Hotz has a theory as to what brought on his generalized anxiety disorder, and let’s just say that Freudians would have a field day with this early diagnosis.
“When I was younger, they didn’t know what it was. So they sent me to a psychologist when I was nine, and he told my mother: ‘The kid’s eating too much ketchup. Don’t give him any more ketchup.’ That’s how ignorant they were then.
“It took years to figure out what it was. When I started standup, the other comics used to laugh at me, because, before the show, I was holding my stomach, trying not to barf. I was totally out of my mind. I had horrible thoughts in my mind that everything I was doing was terrible. It was really ruining my life, because I was having really good sets and people said I was killing. But eventually I was properly diagnosed and they got me on medication. It helps with that, but I still have my days and still have too much anxiety.”
With the end of the writers’ strike in the U.S. and hopefully soon the actors’ strike, Hotz is looking forward to landing work outside the hectic standup circuit.
“I have a great rapport with my comedy audiences. They’re very helpful, and many bring their service animals with them to shows, as they can in Montreal.
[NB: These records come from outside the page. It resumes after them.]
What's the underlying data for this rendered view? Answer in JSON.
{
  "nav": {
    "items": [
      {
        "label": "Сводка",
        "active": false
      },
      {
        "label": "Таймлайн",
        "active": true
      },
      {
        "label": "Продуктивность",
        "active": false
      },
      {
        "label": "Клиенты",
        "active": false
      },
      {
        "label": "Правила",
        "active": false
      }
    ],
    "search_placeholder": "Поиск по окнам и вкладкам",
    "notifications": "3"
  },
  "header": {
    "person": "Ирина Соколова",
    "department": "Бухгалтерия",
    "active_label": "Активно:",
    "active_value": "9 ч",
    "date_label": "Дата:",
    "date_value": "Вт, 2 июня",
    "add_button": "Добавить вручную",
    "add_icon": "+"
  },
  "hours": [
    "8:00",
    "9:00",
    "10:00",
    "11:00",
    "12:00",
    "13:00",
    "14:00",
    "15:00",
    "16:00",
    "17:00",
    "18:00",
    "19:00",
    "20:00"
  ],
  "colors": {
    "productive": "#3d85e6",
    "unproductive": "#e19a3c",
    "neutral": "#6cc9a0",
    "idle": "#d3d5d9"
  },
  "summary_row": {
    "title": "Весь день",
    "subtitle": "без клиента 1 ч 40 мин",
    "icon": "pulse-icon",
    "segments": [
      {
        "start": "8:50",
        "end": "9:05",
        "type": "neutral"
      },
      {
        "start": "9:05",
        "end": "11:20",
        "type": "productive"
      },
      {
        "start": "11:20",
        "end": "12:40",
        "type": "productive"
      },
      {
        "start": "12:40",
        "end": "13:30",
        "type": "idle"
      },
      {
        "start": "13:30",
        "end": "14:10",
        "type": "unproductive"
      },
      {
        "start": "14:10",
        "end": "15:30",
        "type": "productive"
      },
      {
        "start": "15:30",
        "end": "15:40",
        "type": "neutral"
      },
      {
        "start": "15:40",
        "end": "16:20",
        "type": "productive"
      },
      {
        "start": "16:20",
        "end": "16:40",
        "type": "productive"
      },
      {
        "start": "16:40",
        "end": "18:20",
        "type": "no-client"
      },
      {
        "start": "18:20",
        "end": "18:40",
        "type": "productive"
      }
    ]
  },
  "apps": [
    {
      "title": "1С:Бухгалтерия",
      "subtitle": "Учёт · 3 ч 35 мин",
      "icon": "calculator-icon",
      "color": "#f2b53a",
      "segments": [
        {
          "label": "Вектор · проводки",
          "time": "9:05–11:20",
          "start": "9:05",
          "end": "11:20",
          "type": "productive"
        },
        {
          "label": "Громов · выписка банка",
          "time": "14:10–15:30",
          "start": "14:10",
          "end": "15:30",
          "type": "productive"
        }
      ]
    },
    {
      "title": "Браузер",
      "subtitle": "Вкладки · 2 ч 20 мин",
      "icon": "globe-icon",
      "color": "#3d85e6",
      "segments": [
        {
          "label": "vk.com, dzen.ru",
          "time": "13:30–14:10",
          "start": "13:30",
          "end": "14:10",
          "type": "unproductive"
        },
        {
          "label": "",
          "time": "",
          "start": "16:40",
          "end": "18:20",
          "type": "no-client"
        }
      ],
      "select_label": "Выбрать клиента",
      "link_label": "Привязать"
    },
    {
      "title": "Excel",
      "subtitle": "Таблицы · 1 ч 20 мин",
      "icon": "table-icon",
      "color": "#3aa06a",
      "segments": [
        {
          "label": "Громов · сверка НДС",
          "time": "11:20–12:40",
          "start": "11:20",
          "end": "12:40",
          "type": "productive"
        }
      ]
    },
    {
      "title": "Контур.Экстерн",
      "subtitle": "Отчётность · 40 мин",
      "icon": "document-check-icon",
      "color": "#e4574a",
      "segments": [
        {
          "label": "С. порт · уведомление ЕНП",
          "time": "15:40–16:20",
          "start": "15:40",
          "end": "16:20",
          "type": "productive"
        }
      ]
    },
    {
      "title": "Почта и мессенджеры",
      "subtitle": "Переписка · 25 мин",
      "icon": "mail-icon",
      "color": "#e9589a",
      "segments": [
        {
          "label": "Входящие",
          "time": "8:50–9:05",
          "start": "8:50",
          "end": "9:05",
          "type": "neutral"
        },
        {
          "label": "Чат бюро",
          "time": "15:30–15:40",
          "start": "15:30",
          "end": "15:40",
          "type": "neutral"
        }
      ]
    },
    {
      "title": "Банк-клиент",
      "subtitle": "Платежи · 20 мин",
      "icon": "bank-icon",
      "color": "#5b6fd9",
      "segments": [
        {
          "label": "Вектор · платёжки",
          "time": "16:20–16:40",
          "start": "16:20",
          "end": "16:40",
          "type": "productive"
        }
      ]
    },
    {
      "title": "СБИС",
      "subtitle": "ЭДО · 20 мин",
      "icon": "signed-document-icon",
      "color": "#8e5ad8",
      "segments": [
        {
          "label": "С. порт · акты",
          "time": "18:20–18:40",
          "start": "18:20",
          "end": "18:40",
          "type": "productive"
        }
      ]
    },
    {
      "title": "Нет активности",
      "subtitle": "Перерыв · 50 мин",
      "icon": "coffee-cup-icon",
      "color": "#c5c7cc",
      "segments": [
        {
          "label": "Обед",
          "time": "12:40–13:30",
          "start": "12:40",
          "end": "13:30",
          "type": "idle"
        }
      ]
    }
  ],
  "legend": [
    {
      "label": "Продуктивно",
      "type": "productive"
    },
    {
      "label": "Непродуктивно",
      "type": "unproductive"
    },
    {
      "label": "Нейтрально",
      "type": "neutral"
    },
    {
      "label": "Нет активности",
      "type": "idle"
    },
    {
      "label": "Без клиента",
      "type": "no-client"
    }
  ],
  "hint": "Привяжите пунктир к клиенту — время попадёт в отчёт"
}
Just please don’t bring your service child to the show.
“But at my age, I can’t be rushing around on the road a lot. When I get off a plane these days, I unfold like a lawn chair, which is not that great,” cracks the L.A.-based Hotz, who had been a regular on the HBO series Call Me Fitz and had appeared on and wrote for The Jon Stewart Show.
A serial Just for Laughs fest performer, Hotz won a Gemini Award for Best Performance in a Comedy Show or Series for his work in the acclaimed series The Newsroom on CBC and PBS and also nabbed Best Male Standup honours at the 2009 Canadian Comedy Awards.
Hotz is most cognizant that he is far from the only one facing mental-health struggles, that they are in fact alarmingly epidemic these days.
“The bottom line is we’re all really suffering from something. I get people coming up after shows and thanking me for bringing attention to these issues. I’m just thankful I can still go out and help entertain people for a little while.”
Jeremy Hotz performs Saturday at 7 p.m. at Théâtre Beanfield, 2490 Notre-Dame St. W. Tickets: Ticketmaster.ca